= Beginning of Section =
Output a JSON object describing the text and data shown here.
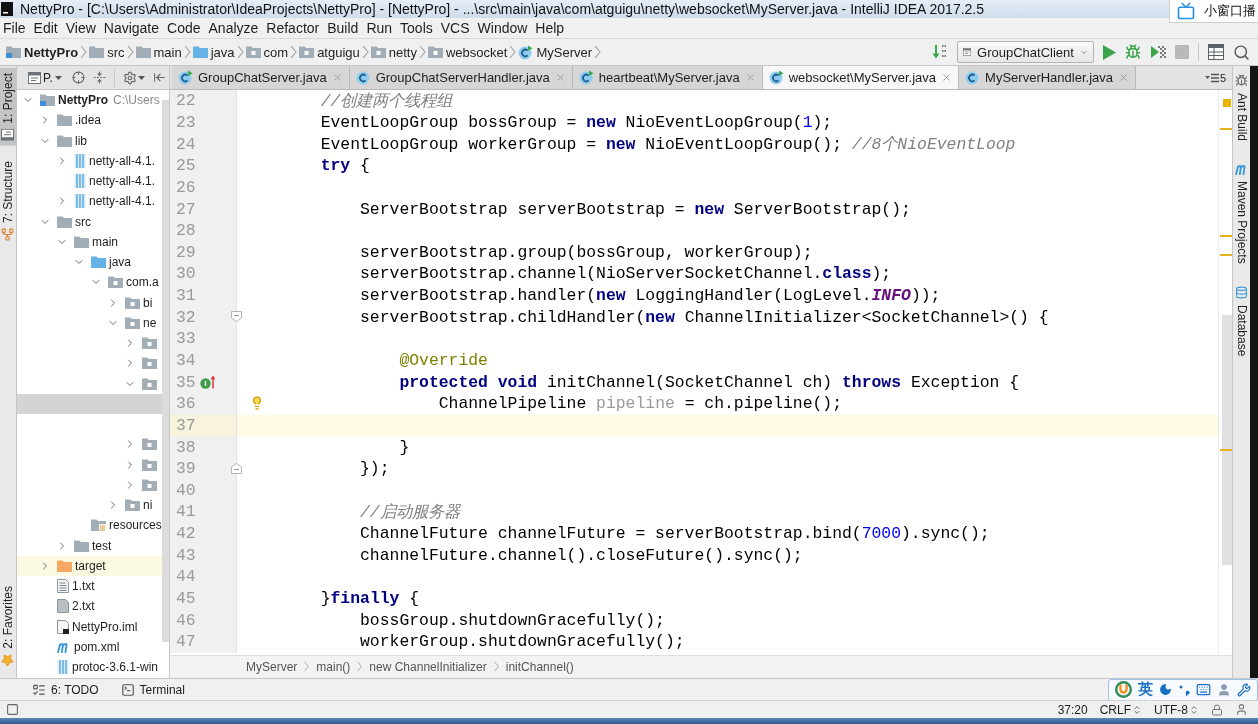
{
  "window": {
    "title": "NettyPro - [C:\\Users\\Administrator\\IdeaProjects\\NettyPro] - [NettyPro] - ...\\src\\main\\java\\com\\atguigu\\netty\\websocket\\MyServer.java - IntelliJ IDEA 2017.2.5"
  },
  "popup": {
    "label": "小窗口播"
  },
  "menu": [
    "File",
    "Edit",
    "View",
    "Navigate",
    "Code",
    "Analyze",
    "Refactor",
    "Build",
    "Run",
    "Tools",
    "VCS",
    "Window",
    "Help"
  ],
  "navigation": {
    "crumbs": [
      {
        "label": "NettyPro",
        "kind": "module"
      },
      {
        "label": "src",
        "kind": "folder"
      },
      {
        "label": "main",
        "kind": "folder"
      },
      {
        "label": "java",
        "kind": "source_folder"
      },
      {
        "label": "com",
        "kind": "package"
      },
      {
        "label": "atguigu",
        "kind": "package"
      },
      {
        "label": "netty",
        "kind": "package"
      },
      {
        "label": "websocket",
        "kind": "package"
      },
      {
        "label": "MyServer",
        "kind": "runnable_class"
      }
    ],
    "run_configuration": "GroupChatClient"
  },
  "left_tool_buttons": [
    {
      "label": "1: Project",
      "kind": "project",
      "selected": true
    },
    {
      "label": "7: Structure",
      "kind": "structure",
      "selected": false
    },
    {
      "label": "2: Favorites",
      "kind": "favorites",
      "selected": false
    }
  ],
  "project_panel": {
    "view": "P.",
    "tree": [
      {
        "label": "NettyPro",
        "location": "C:\\Users",
        "kind": "module",
        "expanded": true,
        "selected": false,
        "children": [
          {
            "label": ".idea",
            "kind": "folder",
            "expanded": false,
            "selected": false
          },
          {
            "label": "lib",
            "kind": "folder",
            "expanded": true,
            "selected": false,
            "children": [
              {
                "label": "netty-all-4.1.",
                "kind": "archive",
                "expanded": false,
                "selected": false
              },
              {
                "label": "netty-all-4.1.",
                "kind": "archive",
                "selected": false
              },
              {
                "label": "netty-all-4.1.",
                "kind": "archive",
                "expanded": false,
                "selected": false
              }
            ]
          },
          {
            "label": "src",
            "kind": "folder",
            "expanded": true,
            "selected": false,
            "children": [
              {
                "label": "main",
                "kind": "folder",
                "expanded": true,
                "selected": false,
                "children": [
                  {
                    "label": "java",
                    "kind": "source_folder",
                    "expanded": true,
                    "selected": false,
                    "children": [
                      {
                        "label": "com.a",
                        "kind": "package",
                        "expanded": true,
                        "selected": false,
                        "children": [
                          {
                            "label": "bi",
                            "kind": "package",
                            "expanded": false,
                            "selected": false
                          },
                          {
                            "label": "ne",
                            "kind": "package",
                            "expanded": true,
                            "selected": false,
                            "children": [
                              {
                                "kind": "package",
                                "expanded": false,
                                "selected": false
                              },
                              {
                                "kind": "package",
                                "expanded": false,
                                "selected": false
                              },
                              {
                                "kind": "package",
                                "expanded": true,
                                "selected": false,
                                "children": [
                                  {
                                    "selected": true
                                  },
                                  {
                                    "selected": false
                                  }
                                ]
                              },
                              {
                                "kind": "package",
                                "expanded": false,
                                "selected": false
                              },
                              {
                                "kind": "package",
                                "expanded": false,
                                "selected": false
                              },
                              {
                                "kind": "package",
                                "expanded": false,
                                "selected": false
                              }
                            ]
                          },
                          {
                            "label": "ni",
                            "kind": "package",
                            "expanded": false,
                            "selected": false
                          }
                        ]
                      }
                    ]
                  },
                  {
                    "label": "resources",
                    "kind": "resources_folder",
                    "selected": false
                  }
                ]
              },
              {
                "label": "test",
                "kind": "folder",
                "expanded": false,
                "selected": false
              }
            ]
          },
          {
            "label": "target",
            "kind": "excluded_folder",
            "expanded": false,
            "selected": false
          },
          {
            "label": "1.txt",
            "kind": "text_file",
            "selected": false
          },
          {
            "label": "2.txt",
            "kind": "unknown_file",
            "selected": false
          },
          {
            "label": "NettyPro.iml",
            "kind": "module_file",
            "selected": false
          },
          {
            "label": "pom.xml",
            "kind": "maven_file",
            "selected": false
          },
          {
            "label": "protoc-3.6.1-win",
            "kind": "archive",
            "selected": false
          }
        ]
      }
    ]
  },
  "editor": {
    "tabs": [
      {
        "label": "GroupChatServer.java",
        "kind": "runnable_class",
        "selected": false
      },
      {
        "label": "GroupChatServerHandler.java",
        "kind": "class",
        "selected": false
      },
      {
        "label": "heartbeat\\MyServer.java",
        "kind": "runnable_class",
        "selected": false
      },
      {
        "label": "websocket\\MyServer.java",
        "kind": "runnable_class",
        "selected": true
      },
      {
        "label": "MyServerHandler.java",
        "kind": "class",
        "selected": false
      }
    ],
    "hidden_tab_count": "5",
    "lines": [
      {
        "number": "22",
        "kind": "plain",
        "current": false,
        "tokens": [
          {
            "text": "        //创建两个线程组",
            "kind": "comment"
          }
        ]
      },
      {
        "number": "23",
        "kind": "plain",
        "current": false,
        "tokens": [
          {
            "text": "        EventLoopGroup bossGroup = ",
            "kind": "plain"
          },
          {
            "text": "new",
            "kind": "keyword"
          },
          {
            "text": " NioEventLoopGroup(",
            "kind": "plain"
          },
          {
            "text": "1",
            "kind": "number"
          },
          {
            "text": ");",
            "kind": "plain"
          }
        ]
      },
      {
        "number": "24",
        "kind": "plain",
        "current": false,
        "tokens": [
          {
            "text": "        EventLoopGroup workerGroup = ",
            "kind": "plain"
          },
          {
            "text": "new",
            "kind": "keyword"
          },
          {
            "text": " NioEventLoopGroup(); ",
            "kind": "plain"
          },
          {
            "text": "//8个NioEventLoop",
            "kind": "comment"
          }
        ]
      },
      {
        "number": "25",
        "kind": "plain",
        "current": false,
        "tokens": [
          {
            "text": "        try",
            "kind": "keyword"
          },
          {
            "text": " {",
            "kind": "plain"
          }
        ]
      },
      {
        "number": "26",
        "kind": "plain",
        "current": false
      },
      {
        "number": "27",
        "kind": "plain",
        "current": false,
        "tokens": [
          {
            "text": "            ServerBootstrap serverBootstrap = ",
            "kind": "plain"
          },
          {
            "text": "new",
            "kind": "keyword"
          },
          {
            "text": " ServerBootstrap();",
            "kind": "plain"
          }
        ]
      },
      {
        "number": "28",
        "kind": "plain",
        "current": false
      },
      {
        "number": "29",
        "kind": "plain",
        "current": false,
        "tokens": [
          {
            "text": "            serverBootstrap.group(bossGroup, workerGroup);",
            "kind": "plain"
          }
        ]
      },
      {
        "number": "30",
        "kind": "plain",
        "current": false,
        "tokens": [
          {
            "text": "            serverBootstrap.channel(NioServerSocketChannel.",
            "kind": "plain"
          },
          {
            "text": "class",
            "kind": "keyword"
          },
          {
            "text": ");",
            "kind": "plain"
          }
        ]
      },
      {
        "number": "31",
        "kind": "plain",
        "current": false,
        "tokens": [
          {
            "text": "            serverBootstrap.handler(",
            "kind": "plain"
          },
          {
            "text": "new",
            "kind": "keyword"
          },
          {
            "text": " LoggingHandler(LogLevel.",
            "kind": "plain"
          },
          {
            "text": "INFO",
            "kind": "constant"
          },
          {
            "text": "));",
            "kind": "plain"
          }
        ]
      },
      {
        "number": "32",
        "kind": "fold_start",
        "current": false,
        "tokens": [
          {
            "text": "            serverBootstrap.childHandler(",
            "kind": "plain"
          },
          {
            "text": "new",
            "kind": "keyword"
          },
          {
            "text": " ChannelInitializer<SocketChannel>() {",
            "kind": "plain"
          }
        ]
      },
      {
        "number": "33",
        "kind": "plain",
        "current": false
      },
      {
        "number": "34",
        "kind": "plain",
        "current": false,
        "tokens": [
          {
            "text": "                @Override",
            "kind": "annotation"
          }
        ]
      },
      {
        "number": "35",
        "kind": "implements",
        "current": false,
        "tokens": [
          {
            "text": "                protected void",
            "kind": "keyword"
          },
          {
            "text": " initChannel(SocketChannel ch) ",
            "kind": "plain"
          },
          {
            "text": "throws",
            "kind": "keyword"
          },
          {
            "text": " Exception {",
            "kind": "plain"
          }
        ]
      },
      {
        "number": "36",
        "kind": "intention",
        "current": false,
        "tokens": [
          {
            "text": "                    ChannelPipeline ",
            "kind": "plain"
          },
          {
            "text": "pipeline",
            "kind": "unused"
          },
          {
            "text": " = ch.pipeline();",
            "kind": "plain"
          }
        ]
      },
      {
        "number": "37",
        "kind": "plain",
        "current": true
      },
      {
        "number": "38",
        "kind": "plain",
        "current": false,
        "tokens": [
          {
            "text": "                }",
            "kind": "plain"
          }
        ]
      },
      {
        "number": "39",
        "kind": "fold_end",
        "current": false,
        "tokens": [
          {
            "text": "            });",
            "kind": "plain"
          }
        ]
      },
      {
        "number": "40",
        "kind": "plain",
        "current": false
      },
      {
        "number": "41",
        "kind": "plain",
        "current": false,
        "tokens": [
          {
            "text": "            //启动服务器",
            "kind": "comment"
          }
        ]
      },
      {
        "number": "42",
        "kind": "plain",
        "current": false,
        "tokens": [
          {
            "text": "            ChannelFuture channelFuture = serverBootstrap.bind(",
            "kind": "plain"
          },
          {
            "text": "7000",
            "kind": "number"
          },
          {
            "text": ").sync();",
            "kind": "plain"
          }
        ]
      },
      {
        "number": "43",
        "kind": "plain",
        "current": false,
        "tokens": [
          {
            "text": "            channelFuture.channel().closeFuture().sync();",
            "kind": "plain"
          }
        ]
      },
      {
        "number": "44",
        "kind": "plain",
        "current": false
      },
      {
        "number": "45",
        "kind": "plain",
        "current": false,
        "tokens": [
          {
            "text": "        }",
            "kind": "plain"
          },
          {
            "text": "finally",
            "kind": "keyword"
          },
          {
            "text": " {",
            "kind": "plain"
          }
        ]
      },
      {
        "number": "46",
        "kind": "plain",
        "current": false,
        "tokens": [
          {
            "text": "            bossGroup.shutdownGracefully();",
            "kind": "plain"
          }
        ]
      },
      {
        "number": "47",
        "kind": "plain",
        "current": false,
        "tokens": [
          {
            "text": "            workerGroup.shutdownGracefully();",
            "kind": "plain"
          }
        ]
      }
    ],
    "breadcrumb": [
      "MyServer",
      "main()",
      "new ChannelInitializer",
      "initChannel()"
    ]
  },
  "right_tool_buttons": [
    {
      "label": "Ant Build",
      "kind": "ant",
      "selected": false
    },
    {
      "label": "Maven Projects",
      "kind": "maven",
      "selected": false
    },
    {
      "label": "Database",
      "kind": "database",
      "selected": false
    }
  ],
  "bottom_tool_buttons": [
    {
      "label": "6: TODO",
      "kind": "todo"
    },
    {
      "label": "Terminal",
      "kind": "terminal"
    }
  ],
  "input_method": {
    "mode": "英"
  },
  "status_bar": {
    "caret": "37:20",
    "line_separator": "CRLF",
    "encoding": "UTF-8"
  }
}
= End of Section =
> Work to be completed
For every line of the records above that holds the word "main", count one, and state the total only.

> The answer
4